By Molly Hayden, U.S. Army Garrison Grafenwoehr Public AffairsOctober 5, 2012
GRAFENWOEHR, Germany -- Staff Sgt. Joseph Walker has been part of the Warrior Transition Battalion-Europe for a little over a year, rehabilitating a litany of injuries from traumatic brain injury to severe back and joint pain.
"I've been blown up 14 times by IED's," said the U.S. Army Garrison Baumholder Soldier. "But that doesn't stop me from competing."
Walker and his fellow A Company Soldiers joined other battalion Soldiers, Oct. 4, for a bike race on the Grafenwoehr Training Area, the second leg in a four-part adaptive sports competition that pits the battalion's three companies against each other as they vie for the coveted Commander's Cup.

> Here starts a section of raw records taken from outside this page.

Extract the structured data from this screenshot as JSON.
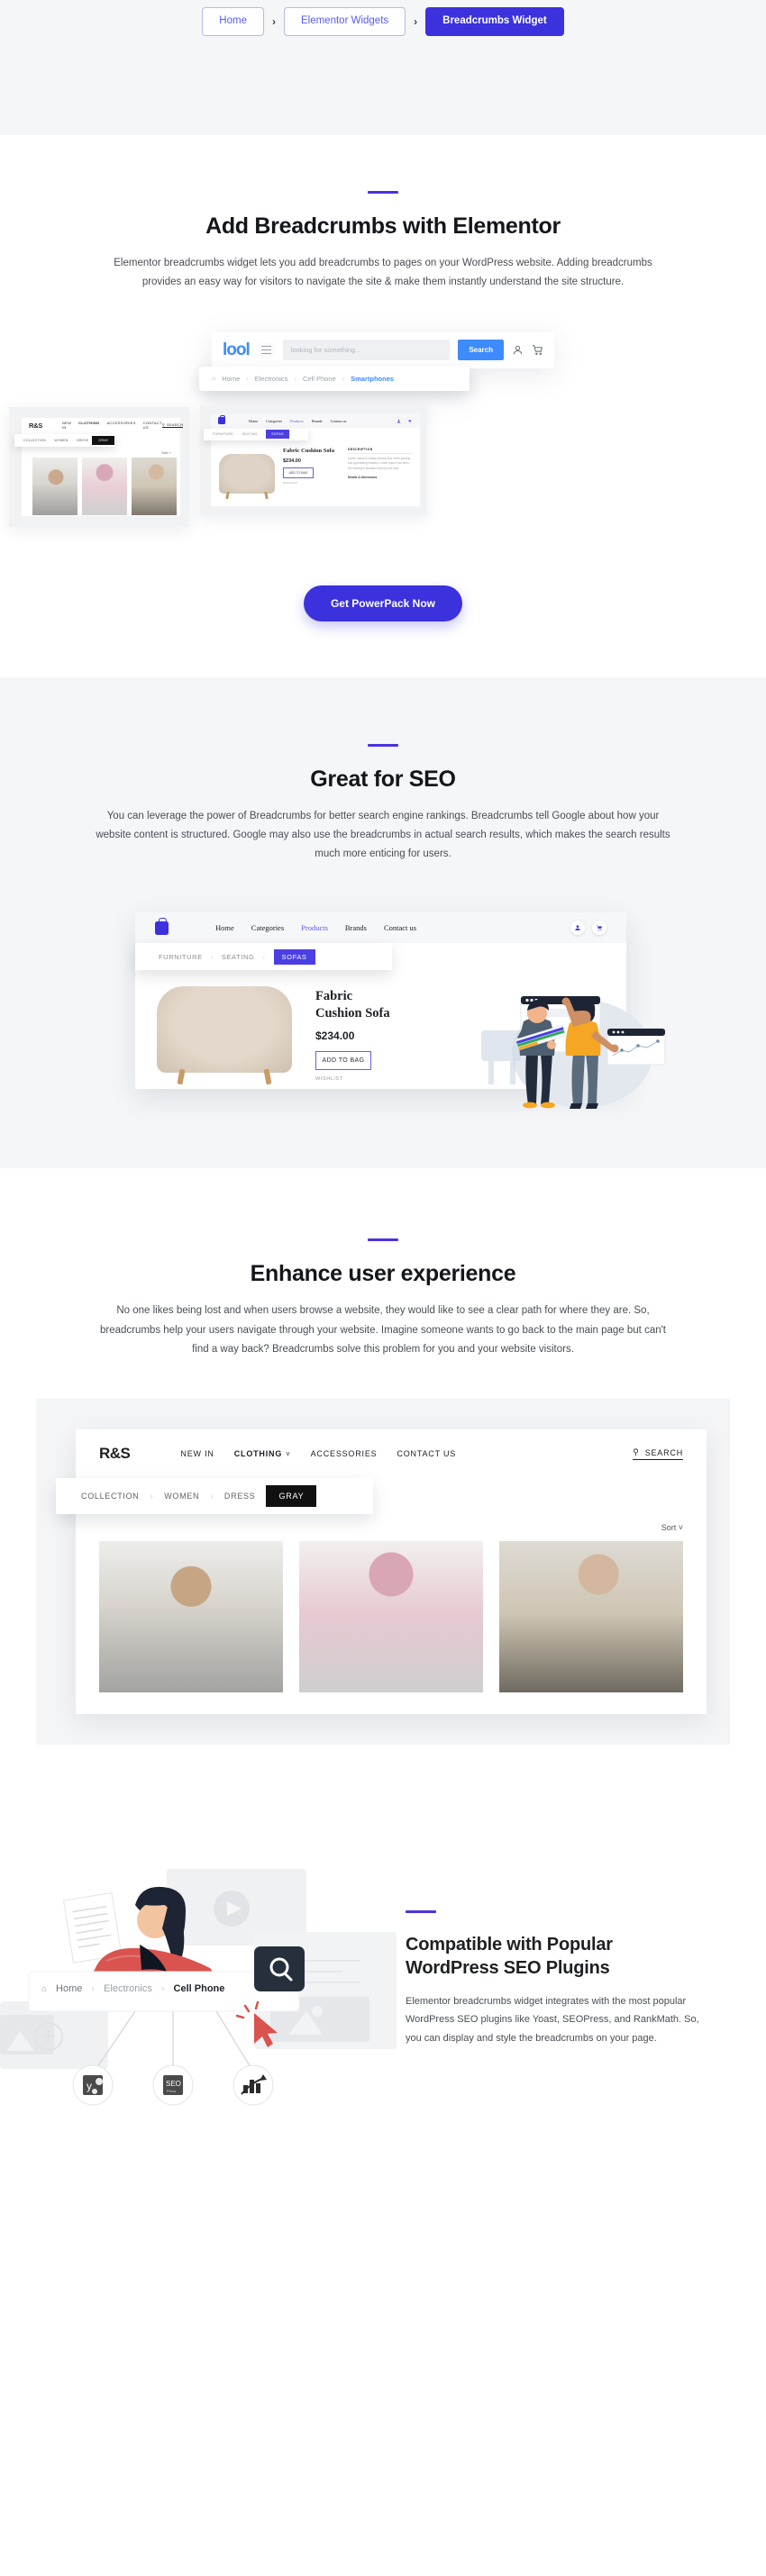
{
  "breadcrumb_nav": {
    "items": [
      {
        "label": "Home",
        "active": false
      },
      {
        "label": "Elementor Widgets",
        "active": false
      },
      {
        "label": "Breadcrumbs Widget",
        "active": true
      }
    ],
    "separator": "›"
  },
  "accent_color": "#4b32e0",
  "sections": {
    "add_breadcrumbs": {
      "title": "Add Breadcrumbs with Elementor",
      "description": "Elementor breadcrumbs widget lets you add breadcrumbs to pages on your WordPress website. Adding breadcrumbs provides an easy way for visitors to navigate the site & make them instantly understand the site structure.",
      "cta_label": "Get PowerPack Now",
      "lool_mock": {
        "logo": "lool",
        "search_placeholder": "looking for something...",
        "search_button": "Search",
        "breadcrumbs": [
          "Home",
          "Electronics",
          "Cell Phone",
          "Smartphones"
        ],
        "breadcrumb_active": "Smartphones"
      },
      "rs_mock": {
        "logo": "R&S",
        "nav": [
          "NEW IN",
          "CLOTHING",
          "ACCESSORIES",
          "CONTACT US"
        ],
        "search_label": "SEARCH",
        "breadcrumbs": [
          "COLLECTION",
          "WOMEN",
          "DRESS"
        ],
        "breadcrumb_active": "GRAY",
        "sort_label": "Sort"
      },
      "furniture_mock": {
        "nav": [
          "Home",
          "Categories",
          "Products",
          "Brands",
          "Contact us"
        ],
        "nav_active": "Products",
        "breadcrumbs": [
          "FURNITURE",
          "SEATING"
        ],
        "breadcrumb_active": "SOFAS",
        "product_title": "Fabric Cushion Sofa",
        "product_price": "$234.00",
        "add_button": "ADD TO BAG",
        "wishlist": "WISHLIST",
        "description_heading": "DESCRIPTION",
        "description_body": "Lorem Ipsum is simply dummy text of the printing and typesetting industry. Lorem Ipsum has been the industry's standard dummy text ever",
        "details_link": "Details & dimensions"
      }
    },
    "seo": {
      "title": "Great for SEO",
      "description": "You can leverage the power of Breadcrumbs for better search engine rankings. Breadcrumbs tell Google about how your website content is structured. Google may also use the breadcrumbs in actual search results, which makes the search results much more enticing for users.",
      "mock": {
        "nav": [
          "Home",
          "Categories",
          "Products",
          "Brands",
          "Contact us"
        ],
        "nav_active": "Products",
        "breadcrumbs": [
          "FURNITURE",
          "SEATING"
        ],
        "breadcrumb_active": "SOFAS",
        "product_title_line1": "Fabric",
        "product_title_line2": "Cushion Sofa",
        "product_price": "$234.00",
        "add_button": "ADD TO BAG",
        "wishlist": "WISHLIST"
      }
    },
    "ux": {
      "title": "Enhance user experience",
      "description": "No one likes being lost and when users browse a website, they would like to see a clear path for where they are. So, breadcrumbs help your users navigate through your website. Imagine someone wants to go back to the main page but can't find a way back? Breadcrumbs solve this problem for you and your website visitors.",
      "mock": {
        "logo": "R&S",
        "nav": [
          "NEW IN",
          "CLOTHING",
          "ACCESSORIES",
          "CONTACT US"
        ],
        "nav_active": "CLOTHING",
        "search_label": "SEARCH",
        "breadcrumbs": [
          "COLLECTION",
          "WOMEN",
          "DRESS"
        ],
        "breadcrumb_active": "GRAY",
        "sort_label": "Sort"
      }
    },
    "plugins": {
      "title_line1": "Compatible with Popular",
      "title_line2": "WordPress SEO Plugins",
      "description": "Elementor breadcrumbs widget integrates with the most popular WordPress SEO plugins like Yoast, SEOPress, and RankMath. So, you can display and style the breadcrumbs on your page.",
      "illustration": {
        "breadcrumbs": [
          "Home",
          "Electronics"
        ],
        "breadcrumb_active": "Cell Phone",
        "plugin_icons": [
          "yoast-seo-icon",
          "seopress-icon",
          "rankmath-icon"
        ]
      }
    }
  }
}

After narrowly losing to C Co. in September, Walker is battling once again, bringing new strategies and a bout of revenge to the competition.
"We lost by one point!" he said grimacing. "We're here today with vengeance."
However, for these transitioning Soldiers, cycling competitions aren't always "as easy as riding a bike."
"It sounds easy until you count all of the health issues," said Walker.
For many Soldiers, adapting and finding strength with their new physical limitations helps with the transition.
Due to a recent shoulder injury, Sgt. Michael George, A Co., USAG Baumholder, is unable to ride an upright bike, but adapts by riding a recumbent cycle, an experience he found "more than challenging."
"You're pulling your body weight rather than pushing," said George. "It's all in the legs."
Despite his reservations, George pedaled past the finish line in first place, traveling 10 kilometers in just over 26 minutes.
"I just kept pushing until I couldn't push anymore," said George of his victory.
The physical activity surrounding the Commander's Cup is part of an all encompassing recovery of mind, body and spirit, according to Lt. Col. Douglas Galuszka, battalion commander.
"The goal is to have a goal, to achieve something through dedication," said Galuszka. "All of these Soldiers are building towards something."
Galuszka explained that WTB Soldiers suffer from an array of afflictions, from physical injuries procured downrange to illnesses like cancer. And while the activities are all tailored to the capabilities of each Soldier, for many, including Sgt. Daniel Penvose, D Co., USAG Grafenwoehr, the competition is meek in comparison to the camaraderie of this unique battalion.
"That's what I'll miss most about the Army," said Penvose, "that peer-to-peer support."
Penbose explained that WTB Soldiers share a strong bond.
"We are all battling something," said Penvose. "I can't always help myself, but someone out there can. And I know I can help someone when they can't help themselves. We support each other."
Unable to participate himself, Spc. Phillip Ferguson projected this support as he cheered on Penbose who pedaled 20 kilometers and crossed the finish line in 51 minutes, 8 seconds.
"We're just doing what Delta does," said Ferguson, with the prospect of victory lurking in the back of his mind.
As the bike race came to a close, C Co. continued its firm grasp on the cup, winning this round of competition by a landslide. A and D companies, however, will have two more chances to gain some ground during wheelchair basketball and seated volleyball, slated for the next two months.
It's still anyone's game, for now.